(What needs to be done): Scan the lines below; pull out those with "Pour".

Data about app and page elements
--

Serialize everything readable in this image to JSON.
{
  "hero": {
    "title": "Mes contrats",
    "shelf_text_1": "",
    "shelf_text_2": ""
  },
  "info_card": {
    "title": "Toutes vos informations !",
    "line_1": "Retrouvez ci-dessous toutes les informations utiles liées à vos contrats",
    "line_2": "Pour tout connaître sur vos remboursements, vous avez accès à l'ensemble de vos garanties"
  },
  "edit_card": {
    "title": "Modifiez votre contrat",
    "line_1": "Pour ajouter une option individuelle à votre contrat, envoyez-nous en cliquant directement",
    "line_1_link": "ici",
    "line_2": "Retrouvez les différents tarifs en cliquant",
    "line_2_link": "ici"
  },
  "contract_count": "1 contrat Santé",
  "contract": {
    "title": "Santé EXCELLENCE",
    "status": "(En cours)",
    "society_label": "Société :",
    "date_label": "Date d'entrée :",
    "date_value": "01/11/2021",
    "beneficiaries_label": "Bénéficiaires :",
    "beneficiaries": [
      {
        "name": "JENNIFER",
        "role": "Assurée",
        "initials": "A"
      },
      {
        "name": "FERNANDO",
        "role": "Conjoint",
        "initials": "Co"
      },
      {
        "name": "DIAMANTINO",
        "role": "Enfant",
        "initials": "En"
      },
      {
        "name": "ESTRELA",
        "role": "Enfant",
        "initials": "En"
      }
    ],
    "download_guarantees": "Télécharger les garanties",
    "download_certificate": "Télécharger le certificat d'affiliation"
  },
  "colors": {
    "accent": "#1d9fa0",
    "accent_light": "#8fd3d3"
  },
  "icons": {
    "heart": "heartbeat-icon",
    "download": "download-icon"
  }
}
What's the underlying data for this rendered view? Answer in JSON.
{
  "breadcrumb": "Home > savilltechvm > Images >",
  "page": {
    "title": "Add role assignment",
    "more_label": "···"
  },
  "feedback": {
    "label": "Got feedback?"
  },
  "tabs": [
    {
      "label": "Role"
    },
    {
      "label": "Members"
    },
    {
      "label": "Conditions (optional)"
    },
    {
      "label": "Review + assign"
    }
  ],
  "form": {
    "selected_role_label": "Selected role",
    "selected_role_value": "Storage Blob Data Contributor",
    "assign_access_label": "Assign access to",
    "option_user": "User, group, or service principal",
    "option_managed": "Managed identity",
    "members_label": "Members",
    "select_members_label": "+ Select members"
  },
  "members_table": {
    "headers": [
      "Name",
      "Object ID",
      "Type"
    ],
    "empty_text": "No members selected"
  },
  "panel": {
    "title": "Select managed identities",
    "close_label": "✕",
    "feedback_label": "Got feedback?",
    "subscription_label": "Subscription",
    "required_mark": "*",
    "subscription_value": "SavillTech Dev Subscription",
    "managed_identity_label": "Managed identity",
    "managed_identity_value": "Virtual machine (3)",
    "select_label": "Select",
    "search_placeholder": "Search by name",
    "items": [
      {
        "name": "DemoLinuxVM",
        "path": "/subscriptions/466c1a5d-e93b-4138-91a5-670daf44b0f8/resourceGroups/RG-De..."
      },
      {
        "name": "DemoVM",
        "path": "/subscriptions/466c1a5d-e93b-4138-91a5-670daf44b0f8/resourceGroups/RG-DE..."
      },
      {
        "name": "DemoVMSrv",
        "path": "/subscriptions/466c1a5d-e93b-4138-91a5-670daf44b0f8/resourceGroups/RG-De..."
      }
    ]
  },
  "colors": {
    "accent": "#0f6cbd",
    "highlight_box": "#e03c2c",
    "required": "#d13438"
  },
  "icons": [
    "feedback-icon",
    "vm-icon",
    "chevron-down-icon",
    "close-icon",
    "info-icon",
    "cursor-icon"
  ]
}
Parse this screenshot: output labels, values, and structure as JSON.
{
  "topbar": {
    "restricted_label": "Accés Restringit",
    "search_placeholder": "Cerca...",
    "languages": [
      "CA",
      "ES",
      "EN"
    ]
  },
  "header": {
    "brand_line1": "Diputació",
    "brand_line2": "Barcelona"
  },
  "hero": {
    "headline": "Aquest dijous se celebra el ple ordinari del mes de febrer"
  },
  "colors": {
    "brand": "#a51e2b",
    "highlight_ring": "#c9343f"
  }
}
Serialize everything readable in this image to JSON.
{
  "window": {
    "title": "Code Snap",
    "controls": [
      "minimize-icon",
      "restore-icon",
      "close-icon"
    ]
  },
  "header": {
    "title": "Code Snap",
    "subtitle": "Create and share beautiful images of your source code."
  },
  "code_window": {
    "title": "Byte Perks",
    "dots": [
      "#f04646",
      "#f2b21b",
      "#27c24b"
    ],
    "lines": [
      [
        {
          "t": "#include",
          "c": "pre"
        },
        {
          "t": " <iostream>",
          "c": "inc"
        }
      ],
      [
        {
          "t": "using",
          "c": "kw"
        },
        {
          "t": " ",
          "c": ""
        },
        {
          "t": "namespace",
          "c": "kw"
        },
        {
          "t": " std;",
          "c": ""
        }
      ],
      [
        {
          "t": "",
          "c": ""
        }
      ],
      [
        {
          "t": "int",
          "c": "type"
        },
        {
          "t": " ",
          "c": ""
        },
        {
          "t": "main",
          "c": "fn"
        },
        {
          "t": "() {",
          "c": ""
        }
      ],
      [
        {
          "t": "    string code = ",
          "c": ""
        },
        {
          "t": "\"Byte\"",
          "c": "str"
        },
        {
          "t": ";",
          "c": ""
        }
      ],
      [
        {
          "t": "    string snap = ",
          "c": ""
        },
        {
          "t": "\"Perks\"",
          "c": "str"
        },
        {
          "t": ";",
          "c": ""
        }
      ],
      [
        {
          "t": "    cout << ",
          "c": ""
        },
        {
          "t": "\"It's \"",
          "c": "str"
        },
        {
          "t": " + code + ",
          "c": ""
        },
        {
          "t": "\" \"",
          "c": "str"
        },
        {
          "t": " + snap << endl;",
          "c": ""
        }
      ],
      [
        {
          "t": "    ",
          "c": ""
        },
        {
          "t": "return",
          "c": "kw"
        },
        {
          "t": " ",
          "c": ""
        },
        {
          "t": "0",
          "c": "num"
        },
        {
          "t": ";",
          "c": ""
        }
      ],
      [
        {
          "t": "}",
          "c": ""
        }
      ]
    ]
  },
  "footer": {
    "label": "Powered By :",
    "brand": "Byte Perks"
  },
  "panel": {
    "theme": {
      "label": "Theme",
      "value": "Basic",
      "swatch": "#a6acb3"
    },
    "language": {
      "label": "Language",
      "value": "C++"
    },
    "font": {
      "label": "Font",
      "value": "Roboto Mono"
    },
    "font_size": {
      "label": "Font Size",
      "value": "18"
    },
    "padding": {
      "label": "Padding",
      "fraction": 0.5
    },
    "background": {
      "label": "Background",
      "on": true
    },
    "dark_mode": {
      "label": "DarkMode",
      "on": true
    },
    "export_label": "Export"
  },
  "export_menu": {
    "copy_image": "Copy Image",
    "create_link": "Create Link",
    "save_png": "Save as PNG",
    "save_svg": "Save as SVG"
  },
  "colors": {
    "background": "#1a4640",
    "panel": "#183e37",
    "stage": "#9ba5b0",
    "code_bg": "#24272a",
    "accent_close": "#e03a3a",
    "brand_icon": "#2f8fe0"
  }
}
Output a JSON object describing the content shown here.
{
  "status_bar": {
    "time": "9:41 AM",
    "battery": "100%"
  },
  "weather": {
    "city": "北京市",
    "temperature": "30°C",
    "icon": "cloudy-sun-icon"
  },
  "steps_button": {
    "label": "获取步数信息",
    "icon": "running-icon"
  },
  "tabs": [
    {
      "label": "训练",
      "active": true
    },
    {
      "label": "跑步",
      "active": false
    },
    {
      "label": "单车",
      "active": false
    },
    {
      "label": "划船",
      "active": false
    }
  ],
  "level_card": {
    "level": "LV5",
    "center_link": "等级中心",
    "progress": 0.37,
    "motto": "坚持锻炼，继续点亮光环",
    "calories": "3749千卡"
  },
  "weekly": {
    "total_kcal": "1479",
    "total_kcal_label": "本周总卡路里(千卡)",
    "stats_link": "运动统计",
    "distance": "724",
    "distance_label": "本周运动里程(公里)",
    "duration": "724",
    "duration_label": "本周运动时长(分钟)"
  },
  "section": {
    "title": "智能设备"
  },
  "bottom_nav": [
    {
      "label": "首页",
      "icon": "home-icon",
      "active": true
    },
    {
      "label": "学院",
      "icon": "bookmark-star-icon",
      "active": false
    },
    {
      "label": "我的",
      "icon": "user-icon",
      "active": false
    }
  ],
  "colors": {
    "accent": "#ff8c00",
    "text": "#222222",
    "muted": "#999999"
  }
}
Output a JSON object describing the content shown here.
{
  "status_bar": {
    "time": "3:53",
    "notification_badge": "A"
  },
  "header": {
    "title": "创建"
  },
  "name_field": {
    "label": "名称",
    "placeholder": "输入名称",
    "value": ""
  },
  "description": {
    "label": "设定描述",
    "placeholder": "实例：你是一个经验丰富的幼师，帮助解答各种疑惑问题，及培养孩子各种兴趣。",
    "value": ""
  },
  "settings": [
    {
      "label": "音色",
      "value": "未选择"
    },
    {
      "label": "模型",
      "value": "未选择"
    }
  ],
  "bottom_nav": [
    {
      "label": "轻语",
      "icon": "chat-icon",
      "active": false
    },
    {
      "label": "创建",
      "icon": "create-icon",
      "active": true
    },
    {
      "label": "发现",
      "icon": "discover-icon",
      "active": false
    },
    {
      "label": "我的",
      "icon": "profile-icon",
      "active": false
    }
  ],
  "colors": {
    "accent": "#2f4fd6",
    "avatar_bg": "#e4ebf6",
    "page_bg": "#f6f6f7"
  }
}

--

(Output below):
    "line_2": "Pour tout connaître sur vos remboursements, vous avez accès à l'ensemble de vos garanties"
    "line_1": "Pour ajouter une option individuelle à votre contrat, envoyez-nous en cliquant directement",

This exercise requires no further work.